Work instruction
Return the full listing character for character, without its pictures.

Source data
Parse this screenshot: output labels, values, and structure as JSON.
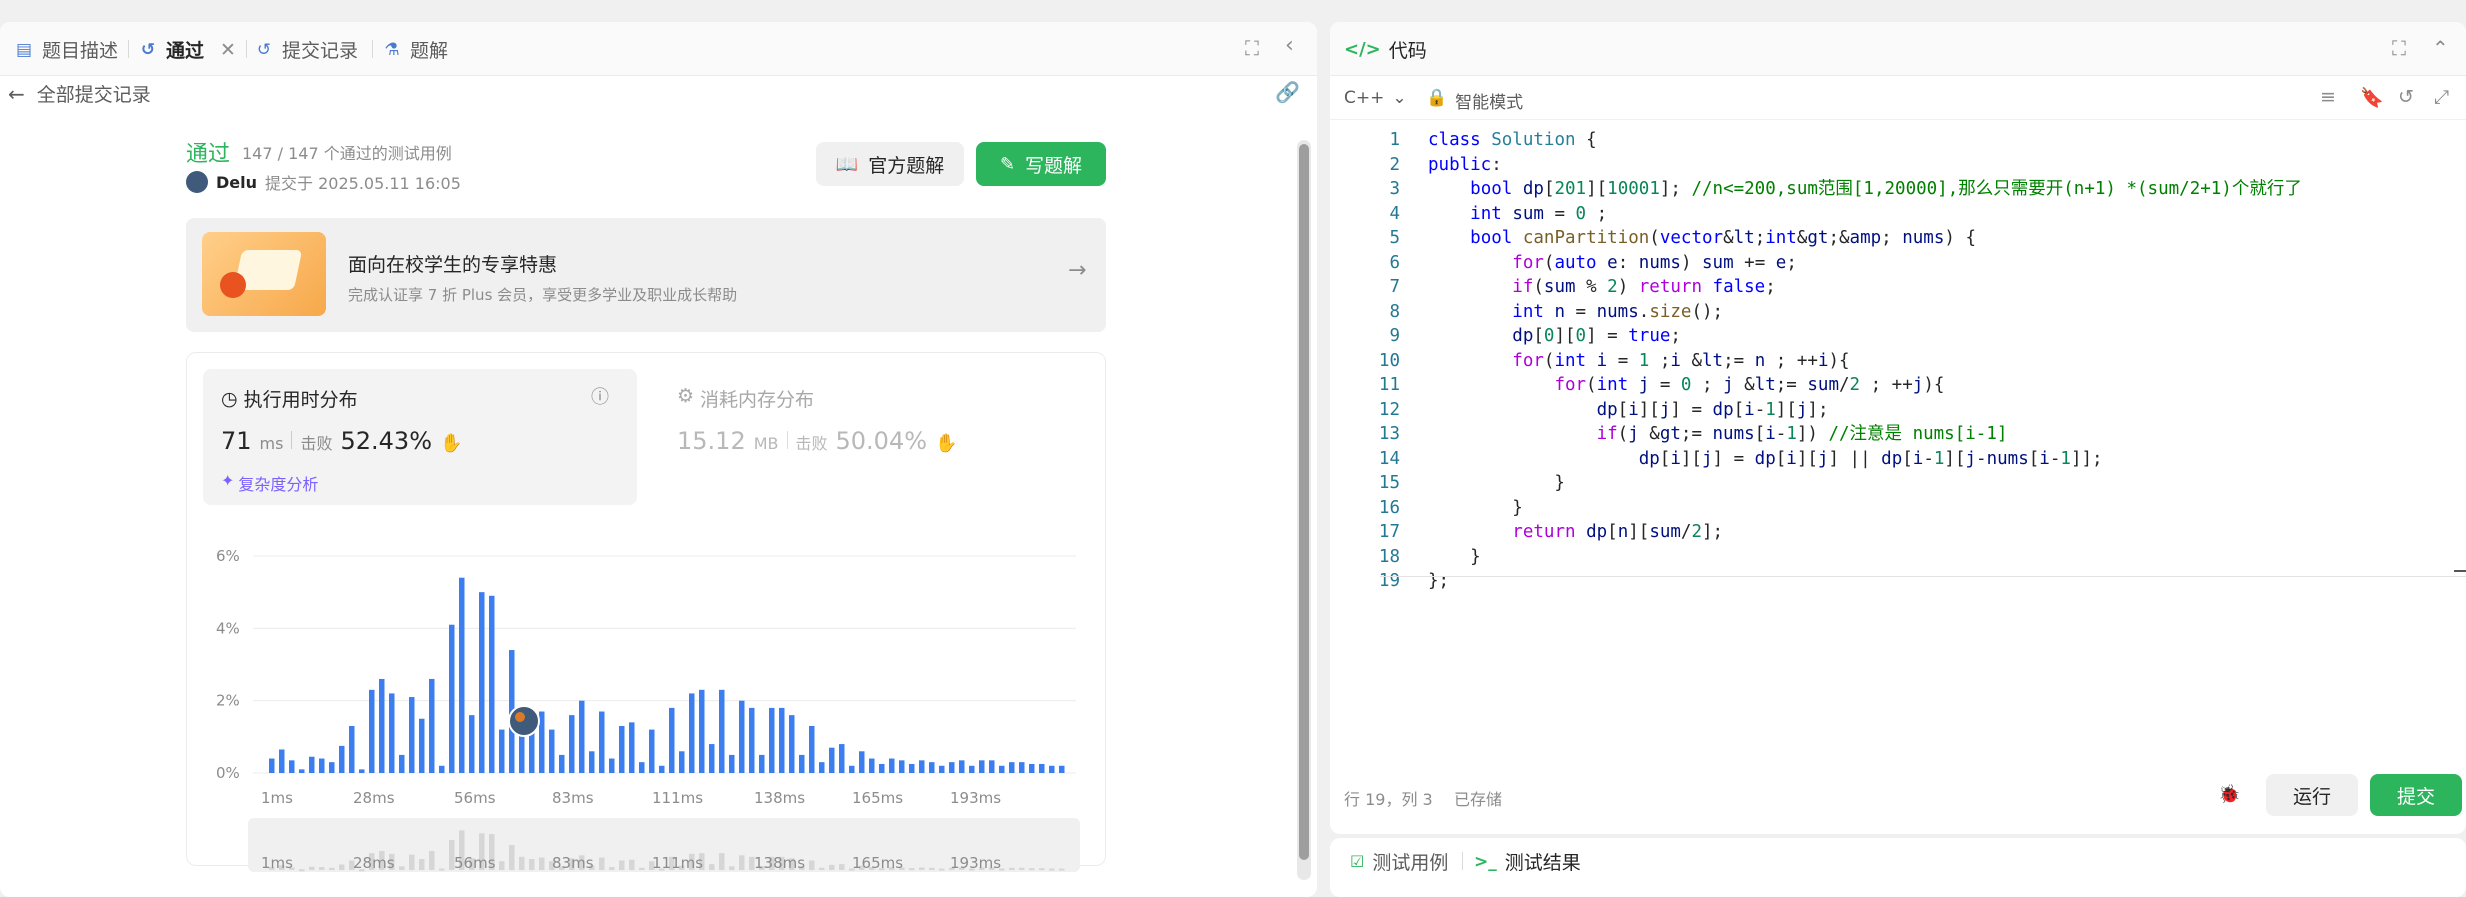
{
  "left_tabs": [
    {
      "label": "题目描述",
      "icon": "doc-icon"
    },
    {
      "label": "通过",
      "icon": "history-icon"
    },
    {
      "label": "提交记录",
      "icon": "history-icon"
    },
    {
      "label": "题解",
      "icon": "flask-icon"
    }
  ],
  "back_label": "全部提交记录",
  "result": {
    "status": "通过",
    "testcases": "147 / 147 个通过的测试用例",
    "user": "Delu",
    "submitted_at": "提交于 2025.05.11 16:05"
  },
  "buttons": {
    "official": "官方题解",
    "write": "写题解"
  },
  "promo": {
    "title": "面向在校学生的专享特惠",
    "subtitle": "完成认证享 7 折 Plus 会员，享受更多学业及职业成长帮助"
  },
  "runtime": {
    "title": "执行用时分布",
    "value": "71",
    "unit": "ms",
    "beats_label": "击败",
    "beats": "52.43%",
    "complexity": "复杂度分析"
  },
  "memory": {
    "title": "消耗内存分布",
    "value": "15.12",
    "unit": "MB",
    "beats_label": "击败",
    "beats": "50.04%"
  },
  "chart_data": {
    "type": "bar",
    "ylim": [
      0,
      6
    ],
    "y_ticks": [
      "6%",
      "4%",
      "2%",
      "0%"
    ],
    "x_ticks": [
      "1ms",
      "28ms",
      "56ms",
      "83ms",
      "111ms",
      "138ms",
      "165ms",
      "193ms"
    ],
    "values": [
      0.4,
      0.65,
      0.35,
      0.1,
      0.45,
      0.4,
      0.3,
      0.75,
      1.3,
      0.1,
      2.3,
      2.6,
      2.2,
      0.5,
      2.1,
      1.5,
      2.6,
      0.2,
      4.1,
      5.4,
      1.6,
      5.0,
      4.9,
      1.2,
      3.4,
      1.8,
      1.5,
      1.7,
      1.2,
      0.5,
      1.6,
      2.0,
      0.6,
      1.7,
      0.4,
      1.3,
      1.4,
      0.3,
      1.2,
      0.2,
      1.8,
      0.6,
      2.2,
      2.3,
      0.8,
      2.3,
      0.5,
      2.0,
      1.8,
      0.5,
      1.8,
      1.8,
      1.6,
      0.5,
      1.3,
      0.3,
      0.7,
      0.8,
      0.2,
      0.6,
      0.4,
      0.25,
      0.4,
      0.35,
      0.25,
      0.35,
      0.3,
      0.2,
      0.3,
      0.35,
      0.2,
      0.35,
      0.35,
      0.2,
      0.3,
      0.3,
      0.25,
      0.25,
      0.2,
      0.2
    ]
  },
  "editor": {
    "title": "代码",
    "language": "C++",
    "mode": "智能模式",
    "status_pos": "行 19，列 3",
    "status_saved": "已存储",
    "run": "运行",
    "submit": "提交"
  },
  "code_lines": [
    "class Solution {",
    "public:",
    "    bool dp[201][10001]; //n<=200,sum范围[1,20000],那么只需要开(n+1) *(sum/2+1)个就行了",
    "    int sum = 0 ;",
    "    bool canPartition(vector<int>& nums) {",
    "        for(auto e: nums) sum += e;",
    "        if(sum % 2) return false;",
    "        int n = nums.size();",
    "        dp[0][0] = true;",
    "        for(int i = 1 ;i <= n ; ++i){",
    "            for(int j = 0 ; j <= sum/2 ; ++j){",
    "                dp[i][j] = dp[i-1][j];",
    "                if(j >= nums[i-1]) //注意是 nums[i-1]",
    "                    dp[i][j] = dp[i][j] || dp[i-1][j-nums[i-1]];",
    "            }",
    "        }",
    "        return dp[n][sum/2];",
    "    }",
    "};"
  ],
  "bottom_tabs": [
    "测试用例",
    "测试结果"
  ]
}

Written response
Parse this screenshot: output labels, values, and structure as JSON.
{
  "left_tabs": [
    {
      "label": "题目描述",
      "icon": "doc-icon"
    },
    {
      "label": "通过",
      "icon": "history-icon"
    },
    {
      "label": "提交记录",
      "icon": "history-icon"
    },
    {
      "label": "题解",
      "icon": "flask-icon"
    }
  ],
  "back_label": "全部提交记录",
  "result": {
    "status": "通过",
    "testcases": "147 / 147 个通过的测试用例",
    "user": "Delu",
    "submitted_at": "提交于 2025.05.11 16:05"
  },
  "buttons": {
    "official": "官方题解",
    "write": "写题解"
  },
  "promo": {
    "title": "面向在校学生的专享特惠",
    "subtitle": "完成认证享 7 折 Plus 会员，享受更多学业及职业成长帮助"
  },
  "runtime": {
    "title": "执行用时分布",
    "value": "71",
    "unit": "ms",
    "beats_label": "击败",
    "beats": "52.43%",
    "complexity": "复杂度分析"
  },
  "memory": {
    "title": "消耗内存分布",
    "value": "15.12",
    "unit": "MB",
    "beats_label": "击败",
    "beats": "50.04%"
  },
  "chart_data": {
    "type": "bar",
    "ylim": [
      0,
      6
    ],
    "y_ticks": [
      "6%",
      "4%",
      "2%",
      "0%"
    ],
    "x_ticks": [
      "1ms",
      "28ms",
      "56ms",
      "83ms",
      "111ms",
      "138ms",
      "165ms",
      "193ms"
    ],
    "values": [
      0.4,
      0.65,
      0.35,
      0.1,
      0.45,
      0.4,
      0.3,
      0.75,
      1.3,
      0.1,
      2.3,
      2.6,
      2.2,
      0.5,
      2.1,
      1.5,
      2.6,
      0.2,
      4.1,
      5.4,
      1.6,
      5.0,
      4.9,
      1.2,
      3.4,
      1.8,
      1.5,
      1.7,
      1.2,
      0.5,
      1.6,
      2.0,
      0.6,
      1.7,
      0.4,
      1.3,
      1.4,
      0.3,
      1.2,
      0.2,
      1.8,
      0.6,
      2.2,
      2.3,
      0.8,
      2.3,
      0.5,
      2.0,
      1.8,
      0.5,
      1.8,
      1.8,
      1.6,
      0.5,
      1.3,
      0.3,
      0.7,
      0.8,
      0.2,
      0.6,
      0.4,
      0.25,
      0.4,
      0.35,
      0.25,
      0.35,
      0.3,
      0.2,
      0.3,
      0.35,
      0.2,
      0.35,
      0.35,
      0.2,
      0.3,
      0.3,
      0.25,
      0.25,
      0.2,
      0.2
    ]
  },
  "editor": {
    "title": "代码",
    "language": "C++",
    "mode": "智能模式",
    "status_pos": "行 19，列 3",
    "status_saved": "已存储",
    "run": "运行",
    "submit": "提交"
  },
  "code_lines": [
    "class Solution {",
    "public:",
    "    bool dp[201][10001]; //n<=200,sum范围[1,20000],那么只需要开(n+1) *(sum/2+1)个就行了",
    "    int sum = 0 ;",
    "    bool canPartition(vector<int>& nums) {",
    "        for(auto e: nums) sum += e;",
    "        if(sum % 2) return false;",
    "        int n = nums.size();",
    "        dp[0][0] = true;",
    "        for(int i = 1 ;i <= n ; ++i){",
    "            for(int j = 0 ; j <= sum/2 ; ++j){",
    "                dp[i][j] = dp[i-1][j];",
    "                if(j >= nums[i-1]) //注意是 nums[i-1]",
    "                    dp[i][j] = dp[i][j] || dp[i-1][j-nums[i-1]];",
    "            }",
    "        }",
    "        return dp[n][sum/2];",
    "    }",
    "};"
  ],
  "bottom_tabs": [
    "测试用例",
    "测试结果"
  ]
}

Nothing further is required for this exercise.